a. Insect Growth Regulators (IGRs): IGRs disrupt the development of bed bugs by interfering with their growth hormones. They are effective against nymphs and can complement other chemical treatments.

b. Desiccants: Desiccants, such as diatomaceous earth, work by absorbing the protective waxy layer on bed bugs, leading to dehydration and death. These products have a physical mode of action, making it difficult for bed bugs to develop resistance.

c. Biopesticides: Biopesticides, derived from natural sources such as fungi and bacteria, offer a more environmentally friendly option. They can be part of a rotational strategy to diversify the arsenal against bed bugs.

d. Neonicotinoids and Pyrethroids: While these traditional insecticides may still be effective in some cases, their use should be judicious and rotated with other classes to prevent resistance.

Preventive Measures and Education

IPM also emphasizes preventive measures to minimize the risk of infestations. Education plays a crucial role in empowering homeowners with the knowledge to identify early signs of infestations, understand conducive conditions, and take proactive steps to prevent bed bug problems.

Collaboration with Pest Management Professionals

Effective IPM implementation often requires the expertise of pest management professionals. Collaborating with trained technicians ensures that the chosen strategies are applied correctly and adapted based on the unique characteristics of each infestation. Professionals can also provide guidance on long-term prevention and monitoring.

Success Stories: Realizing the Benefits of IPM

Implementing an IPM approach for bed bug control has yielded success stories, demonstrating the efficacy of this holistic strategy. In one case, a residence with a severe bed bug infestation that had developed resistance to traditional insecticides underwent a comprehensive IPM program.

The process began with a detailed inspection, mapping out the infestation’s extent and identifying potential hiding spots. Physical control methods, including vacuuming and steam treatment, were employed to reduce the bed bug population. The next phase involved the strategic application of multiple chemical agents, rotated over several treatment sessions to prevent resistance.

In addition to the chemical and physical methods, the occupants were educated on preventive measures, such as regular cleaning, reducing clutter, and early detection. Bed bug traps were strategically placed to monitor for any resurgence.

Over time, the integrated approach proved successful. The rotation of different chemical products prevented resistance, and the combination of physical and chemical control methods significantly reduced the bed bug population. The education component ensured that the residents were active participants in maintaining a bed bug-free environment.


The resurgence of bed bugs and their increasing resistance to traditional insecticides have challenged the efficacy of conventional treatment methods. However, hope lies in the adoption of Integrated Pest Management (IPM), a holistic approach that combines various strategies to control and eradicate bed bug infestations successfully.
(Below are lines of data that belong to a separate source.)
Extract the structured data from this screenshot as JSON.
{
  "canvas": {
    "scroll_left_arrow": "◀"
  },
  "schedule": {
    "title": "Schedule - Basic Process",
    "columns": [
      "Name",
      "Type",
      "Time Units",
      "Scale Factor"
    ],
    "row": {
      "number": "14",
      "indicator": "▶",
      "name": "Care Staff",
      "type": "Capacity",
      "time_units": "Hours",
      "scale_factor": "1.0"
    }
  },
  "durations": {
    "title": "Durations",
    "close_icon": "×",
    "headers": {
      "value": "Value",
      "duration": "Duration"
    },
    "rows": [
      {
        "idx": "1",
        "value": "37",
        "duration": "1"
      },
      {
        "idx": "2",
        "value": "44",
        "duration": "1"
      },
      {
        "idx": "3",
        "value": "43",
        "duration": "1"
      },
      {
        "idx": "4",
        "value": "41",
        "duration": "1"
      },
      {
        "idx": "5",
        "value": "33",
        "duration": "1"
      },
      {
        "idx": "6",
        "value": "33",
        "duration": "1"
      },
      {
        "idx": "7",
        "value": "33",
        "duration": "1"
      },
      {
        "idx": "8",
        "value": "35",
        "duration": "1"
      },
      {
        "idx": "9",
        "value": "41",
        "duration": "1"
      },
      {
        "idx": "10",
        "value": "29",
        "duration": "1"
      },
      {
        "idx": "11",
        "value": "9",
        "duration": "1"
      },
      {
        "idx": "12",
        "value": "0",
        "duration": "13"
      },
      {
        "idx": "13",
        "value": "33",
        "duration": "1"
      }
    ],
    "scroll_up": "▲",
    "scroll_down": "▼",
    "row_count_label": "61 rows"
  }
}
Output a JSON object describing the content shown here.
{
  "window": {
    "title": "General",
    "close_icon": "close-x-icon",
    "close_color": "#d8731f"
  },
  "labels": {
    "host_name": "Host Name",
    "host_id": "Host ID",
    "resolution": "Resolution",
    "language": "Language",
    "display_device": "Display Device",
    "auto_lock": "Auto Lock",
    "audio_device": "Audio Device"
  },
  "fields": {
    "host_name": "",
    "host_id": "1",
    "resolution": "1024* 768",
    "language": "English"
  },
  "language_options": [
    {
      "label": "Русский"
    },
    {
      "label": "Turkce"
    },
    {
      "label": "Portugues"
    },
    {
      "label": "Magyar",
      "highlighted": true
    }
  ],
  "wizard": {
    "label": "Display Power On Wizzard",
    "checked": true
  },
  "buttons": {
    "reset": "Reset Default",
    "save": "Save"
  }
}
By incorporating thorough inspections, physical control methods, rotating chemical treatments, and emphasizing preventive measures and education, homeowners and pest management professionals can overcome the challenges posed by bed bug resistance. Real success stories attest to the power of IPM in providing long-term solutions to bed bug control and restoring peace to homes plagued by these resilient pests.

As we continue to face evolving challenges in bed bug control, embracing innovative and multifaceted approaches like IPM is crucial. Through collaboration, education, and the strategic use of diverse bed bug control methods, we can enhance our ability to manage and ultimately eliminate bed bug infestations. Hoping that this piece of content will be helpful for you in bed bug control.

Hope this helps give the Tulsa bed bug specialist a call @ 918-892-5254 for more advice for bed bug control, questions, or service for bed bug control.